▶ **Task statement**: Each line of the data below holding the word "JSON" must be copied.

Data records section start

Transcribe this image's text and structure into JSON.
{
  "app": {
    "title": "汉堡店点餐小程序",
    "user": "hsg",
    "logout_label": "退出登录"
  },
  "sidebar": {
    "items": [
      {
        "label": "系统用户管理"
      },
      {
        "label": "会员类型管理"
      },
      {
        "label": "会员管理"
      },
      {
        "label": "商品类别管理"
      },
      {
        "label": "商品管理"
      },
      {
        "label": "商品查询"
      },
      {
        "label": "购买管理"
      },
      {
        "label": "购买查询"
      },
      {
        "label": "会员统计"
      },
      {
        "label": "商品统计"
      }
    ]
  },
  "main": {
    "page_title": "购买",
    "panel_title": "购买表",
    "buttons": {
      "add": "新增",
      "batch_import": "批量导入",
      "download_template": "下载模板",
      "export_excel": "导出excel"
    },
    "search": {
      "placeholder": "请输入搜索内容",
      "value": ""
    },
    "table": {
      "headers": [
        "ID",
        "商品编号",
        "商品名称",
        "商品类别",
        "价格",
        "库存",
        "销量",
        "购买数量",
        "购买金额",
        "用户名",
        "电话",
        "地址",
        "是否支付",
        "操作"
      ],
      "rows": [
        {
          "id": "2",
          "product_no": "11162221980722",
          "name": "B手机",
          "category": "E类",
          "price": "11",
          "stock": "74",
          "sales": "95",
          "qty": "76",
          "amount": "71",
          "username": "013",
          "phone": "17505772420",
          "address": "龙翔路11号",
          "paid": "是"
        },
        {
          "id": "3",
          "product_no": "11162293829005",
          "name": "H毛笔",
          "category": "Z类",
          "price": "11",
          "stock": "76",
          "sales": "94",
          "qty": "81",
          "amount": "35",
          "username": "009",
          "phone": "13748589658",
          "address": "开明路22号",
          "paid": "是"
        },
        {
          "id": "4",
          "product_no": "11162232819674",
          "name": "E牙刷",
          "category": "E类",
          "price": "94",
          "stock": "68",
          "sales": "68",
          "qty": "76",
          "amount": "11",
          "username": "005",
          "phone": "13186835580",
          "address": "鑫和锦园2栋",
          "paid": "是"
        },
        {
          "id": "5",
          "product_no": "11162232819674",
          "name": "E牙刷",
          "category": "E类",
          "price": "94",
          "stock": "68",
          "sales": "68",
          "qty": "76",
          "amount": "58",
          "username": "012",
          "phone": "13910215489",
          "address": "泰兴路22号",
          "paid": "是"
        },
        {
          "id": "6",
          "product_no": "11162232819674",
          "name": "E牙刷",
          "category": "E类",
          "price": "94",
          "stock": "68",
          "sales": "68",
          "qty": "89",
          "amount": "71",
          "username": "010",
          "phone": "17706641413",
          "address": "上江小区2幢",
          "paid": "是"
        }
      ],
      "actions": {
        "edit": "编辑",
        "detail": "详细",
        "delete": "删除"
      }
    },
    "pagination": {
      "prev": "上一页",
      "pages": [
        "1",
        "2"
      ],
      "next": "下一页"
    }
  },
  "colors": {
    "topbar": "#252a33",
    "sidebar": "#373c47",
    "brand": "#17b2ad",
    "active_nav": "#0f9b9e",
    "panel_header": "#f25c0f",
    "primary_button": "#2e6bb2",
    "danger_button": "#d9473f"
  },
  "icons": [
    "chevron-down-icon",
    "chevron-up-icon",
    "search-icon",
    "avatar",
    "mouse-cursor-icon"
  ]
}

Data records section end
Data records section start

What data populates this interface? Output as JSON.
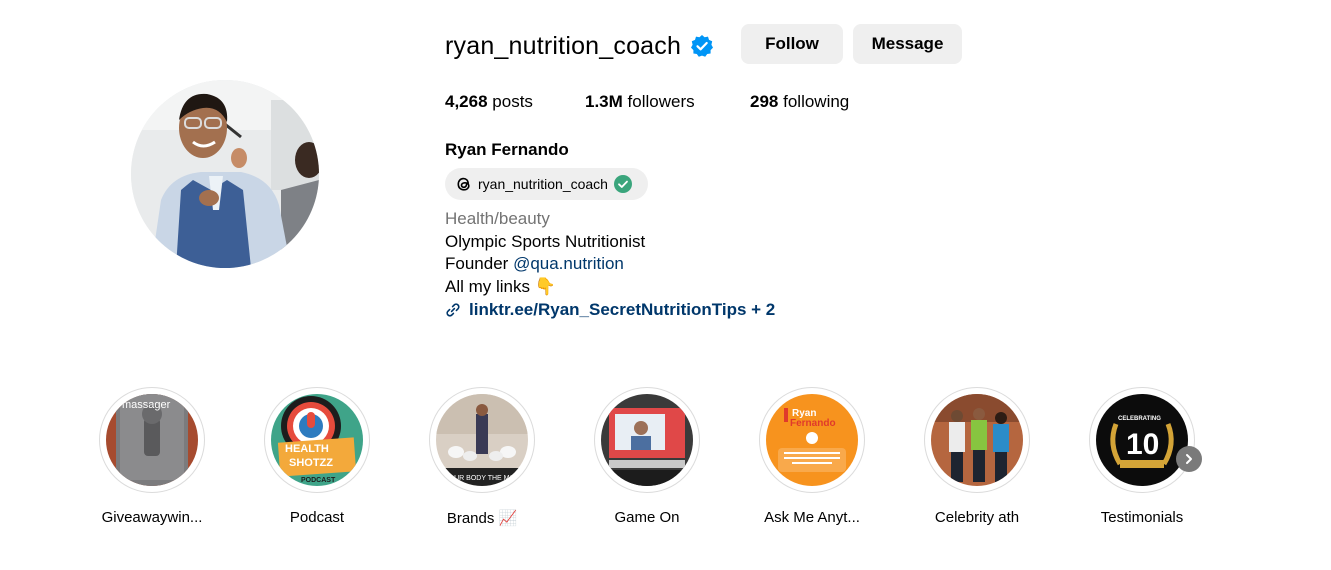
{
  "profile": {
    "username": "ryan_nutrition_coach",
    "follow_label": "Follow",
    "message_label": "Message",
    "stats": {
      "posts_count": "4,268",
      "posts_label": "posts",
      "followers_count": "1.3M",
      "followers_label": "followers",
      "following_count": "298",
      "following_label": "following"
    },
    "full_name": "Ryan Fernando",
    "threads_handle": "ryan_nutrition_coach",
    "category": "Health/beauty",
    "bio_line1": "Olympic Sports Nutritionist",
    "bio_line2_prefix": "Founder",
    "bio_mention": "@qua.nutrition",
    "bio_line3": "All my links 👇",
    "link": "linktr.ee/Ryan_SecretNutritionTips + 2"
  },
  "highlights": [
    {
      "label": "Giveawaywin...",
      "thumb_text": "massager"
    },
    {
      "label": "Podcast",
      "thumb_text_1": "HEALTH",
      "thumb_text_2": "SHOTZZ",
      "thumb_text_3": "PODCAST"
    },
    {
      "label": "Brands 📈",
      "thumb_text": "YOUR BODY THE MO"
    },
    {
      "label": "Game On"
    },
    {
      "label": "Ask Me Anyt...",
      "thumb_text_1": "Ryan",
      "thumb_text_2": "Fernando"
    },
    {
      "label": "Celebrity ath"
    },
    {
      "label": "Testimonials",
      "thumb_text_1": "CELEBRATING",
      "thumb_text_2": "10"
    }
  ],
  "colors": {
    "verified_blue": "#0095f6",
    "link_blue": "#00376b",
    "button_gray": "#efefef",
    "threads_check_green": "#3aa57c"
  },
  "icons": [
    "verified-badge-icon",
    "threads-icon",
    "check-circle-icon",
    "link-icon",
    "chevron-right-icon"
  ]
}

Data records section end

▶ **Exercise solution**:
Transcribe this image's text and structure into JSON.
What data populates this interface? Output as JSON.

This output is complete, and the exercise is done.